Whistleblower accuses Twitter of hiding major flaws
Twitter misled users and US regulators about "extreme, egregious" gaps in its online protections, the platform's ex-security chief claimed in whistleblower testimony that could impact the court fight over Elon Musk's buyout bid.
Peiter Zatko's complaint, which was published Tuesday by US media, also accused Twitter of significantly underestimating the number of fake and spam accounts -- a crucial point in Musk's argument for trying to cancel his $44 billion deal to own the platform.
Zatko's filing to authorities including market watchdog Securities and Exchange Commission accuses Twitter of "negligence, willful ignorance, and threats to national security and democracy."
The ex-worker, who Twitter says was fired for poor performance, warns of obsolete servers, software vulnerable to computer attacks and executives seeking to hide the number of hacking attempts, both from US authorities and from the company's board of directors.
The hacker-turned-executive, who goes by the nickname "Mudge," also claims that Twitter prioritizes growing its user base over fighting spam and bots, the filing says.
In particular, Zatko accuses the platform and its CEO Parag Agrawal of issuing untrue statements on account numbers because "if accurate measurements ever became public, it would harm the image and valuation of the company."
His filing argues that because Twitter reports a tally of users based on who can be reached by advertising -- not the actual number of accounts -- the true magnitude of spam bots is effectively unknown to the public.
Twitter fired back at its former worker, saying Zatko was fired in January for "ineffective leadership and poor performance."
"What we've seen so far is a false narrative about Twitter and our privacy and data security practices that is riddled with inconsistencies and inaccuracies and lacks important context," the firm said in a statement.
The "opportunistic timing" of the allegations appears "designed to capture attention and inflict harm on Twitter, its customers and its shareholders," the statement continued.
A redacted version of the filing was dated July 6, nearly a week before Twitter launched its lawsuit to try to force Musk to close the buyout deal and which is set for trial in mid-October.
Zatko's legal team called the characterizations of his work and departure from Twitter as "false", noting he was fired after clashing with the new CEO Agrawal.

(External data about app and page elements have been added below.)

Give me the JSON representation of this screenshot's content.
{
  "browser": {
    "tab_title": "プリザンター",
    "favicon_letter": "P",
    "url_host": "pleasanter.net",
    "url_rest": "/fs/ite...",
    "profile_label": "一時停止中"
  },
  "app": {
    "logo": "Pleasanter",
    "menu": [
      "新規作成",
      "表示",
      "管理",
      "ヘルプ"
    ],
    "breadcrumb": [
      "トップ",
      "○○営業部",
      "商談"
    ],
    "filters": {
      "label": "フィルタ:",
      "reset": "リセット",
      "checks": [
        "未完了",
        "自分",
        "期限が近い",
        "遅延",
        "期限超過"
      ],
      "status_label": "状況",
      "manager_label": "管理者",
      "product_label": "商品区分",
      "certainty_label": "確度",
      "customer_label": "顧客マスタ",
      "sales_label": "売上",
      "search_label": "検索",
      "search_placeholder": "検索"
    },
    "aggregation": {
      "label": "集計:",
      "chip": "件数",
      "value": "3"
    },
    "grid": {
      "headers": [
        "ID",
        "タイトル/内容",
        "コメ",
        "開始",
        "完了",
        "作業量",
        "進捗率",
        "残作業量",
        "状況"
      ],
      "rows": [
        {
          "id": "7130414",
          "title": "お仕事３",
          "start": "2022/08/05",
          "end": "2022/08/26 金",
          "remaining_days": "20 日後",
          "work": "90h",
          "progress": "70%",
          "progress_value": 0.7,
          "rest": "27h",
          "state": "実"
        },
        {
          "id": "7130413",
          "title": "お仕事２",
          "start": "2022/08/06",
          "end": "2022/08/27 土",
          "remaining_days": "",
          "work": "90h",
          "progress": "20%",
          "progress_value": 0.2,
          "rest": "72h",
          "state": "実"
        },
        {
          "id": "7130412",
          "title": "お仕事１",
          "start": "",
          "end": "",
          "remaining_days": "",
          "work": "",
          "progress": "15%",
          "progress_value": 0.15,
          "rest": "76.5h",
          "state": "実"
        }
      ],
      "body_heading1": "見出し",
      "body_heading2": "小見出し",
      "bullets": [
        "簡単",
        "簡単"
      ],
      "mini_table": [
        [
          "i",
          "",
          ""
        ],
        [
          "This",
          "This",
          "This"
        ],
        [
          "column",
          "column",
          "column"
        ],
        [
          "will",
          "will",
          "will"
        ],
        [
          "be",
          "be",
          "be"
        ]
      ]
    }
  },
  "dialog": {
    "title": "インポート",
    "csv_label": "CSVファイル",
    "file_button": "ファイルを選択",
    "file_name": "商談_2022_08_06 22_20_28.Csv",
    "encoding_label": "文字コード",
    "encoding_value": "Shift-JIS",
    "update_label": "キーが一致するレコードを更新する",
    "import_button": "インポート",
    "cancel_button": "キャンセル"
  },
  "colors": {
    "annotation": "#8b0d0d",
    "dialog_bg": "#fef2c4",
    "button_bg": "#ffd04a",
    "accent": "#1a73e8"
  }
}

- 'Dangerous security risks' -
The issue of fake accounts is at the heart of the legal battle between Twitter and Tesla chief Musk.
The billionaire has repeatedly accused the company of minimizing the number of bot accounts on its platform, and he tweeted Tuesday "spam prevalence *was* shared with the board, but the board chose not disclose that to the public..."
Musk is relying on the bot argument to justify abandoning his buyout deal and avoid paying severance, but Twitter's lawsuit has asserted that it's too late because the parties already have an agreement.
CNN reported that Zatko has not been in contact with Musk, and that he had begun the whistleblower process before there was any sign of the billionaire's involvement in Twitter.
"We have already issued a subpoena for Mr. Zatko, and we found his exit and that of other key employees curious in light of what we have been finding," Musk's lawyer Alex Spiro told AFP.
The markets were not thrilled with Tuesday's news and Twitter shares closed down over seven percent for the day.
Zatko was hired in late 2020 by the founder and former boss of Twitter, Jack Dorsey, after a massive hack that saw the accounts of major users including Joe Biden, Barack Obama, reality star Kim Kardashian and Musk himself compromised.
Before joining Twitter, Zatko held senior positions at Google and payments processing firm Stripe as well as DARPA, the technological research arm of the Pentagon.
US lawmakers immediately raised concerns about the allegations in Zatko's filing and have pledged to look into them.
"If these claims are accurate, they may show dangerous data privacy and security risks for Twitter users around the world," Senator Dick Durbin said in a statement.